▶ [Directions for this task]: Without any of its pictures, the listing below should be output exactly.

▶ [Data shown]:
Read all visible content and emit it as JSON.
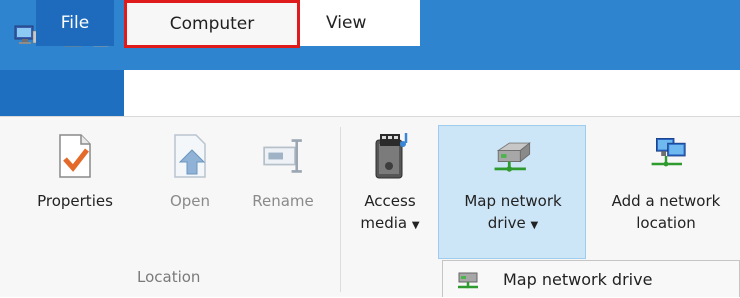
{
  "quick_access": {
    "icons": [
      "computer-icon",
      "properties-icon",
      "new-folder-icon",
      "customize-qat-icon"
    ]
  },
  "tabs": {
    "file": "File",
    "computer": "Computer",
    "view": "View"
  },
  "ribbon": {
    "location_group": {
      "label": "Location",
      "buttons": [
        {
          "label": "Properties",
          "icon": "properties-icon"
        },
        {
          "label": "Open",
          "icon": "open-icon"
        },
        {
          "label": "Rename",
          "icon": "rename-icon"
        }
      ]
    },
    "network_group": {
      "buttons": [
        {
          "label_line1": "Access",
          "label_line2": "media",
          "icon": "access-media-icon"
        },
        {
          "label_line1": "Map network",
          "label_line2": "drive",
          "icon": "map-network-drive-icon"
        },
        {
          "label_line1": "Add a network",
          "label_line2": "location",
          "icon": "add-network-location-icon"
        }
      ]
    }
  },
  "dropdown": {
    "items": [
      {
        "label": "Map network drive",
        "icon": "map-network-drive-icon"
      }
    ]
  },
  "colors": {
    "accent": "#2e84cf",
    "file_tab": "#1e6bbd",
    "highlight": "#e01b1b",
    "selected": "#cde6f7"
  }
}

▶ [Answer to this problem]:
Read all visible content and emit it as JSON.
{
  "quick_access": {
    "icons": [
      "computer-icon",
      "properties-icon",
      "new-folder-icon",
      "customize-qat-icon"
    ]
  },
  "tabs": {
    "file": "File",
    "computer": "Computer",
    "view": "View"
  },
  "ribbon": {
    "location_group": {
      "label": "Location",
      "buttons": [
        {
          "label": "Properties",
          "icon": "properties-icon"
        },
        {
          "label": "Open",
          "icon": "open-icon"
        },
        {
          "label": "Rename",
          "icon": "rename-icon"
        }
      ]
    },
    "network_group": {
      "buttons": [
        {
          "label_line1": "Access",
          "label_line2": "media",
          "icon": "access-media-icon"
        },
        {
          "label_line1": "Map network",
          "label_line2": "drive",
          "icon": "map-network-drive-icon"
        },
        {
          "label_line1": "Add a network",
          "label_line2": "location",
          "icon": "add-network-location-icon"
        }
      ]
    }
  },
  "dropdown": {
    "items": [
      {
        "label": "Map network drive",
        "icon": "map-network-drive-icon"
      }
    ]
  },
  "colors": {
    "accent": "#2e84cf",
    "file_tab": "#1e6bbd",
    "highlight": "#e01b1b",
    "selected": "#cde6f7"
  }
}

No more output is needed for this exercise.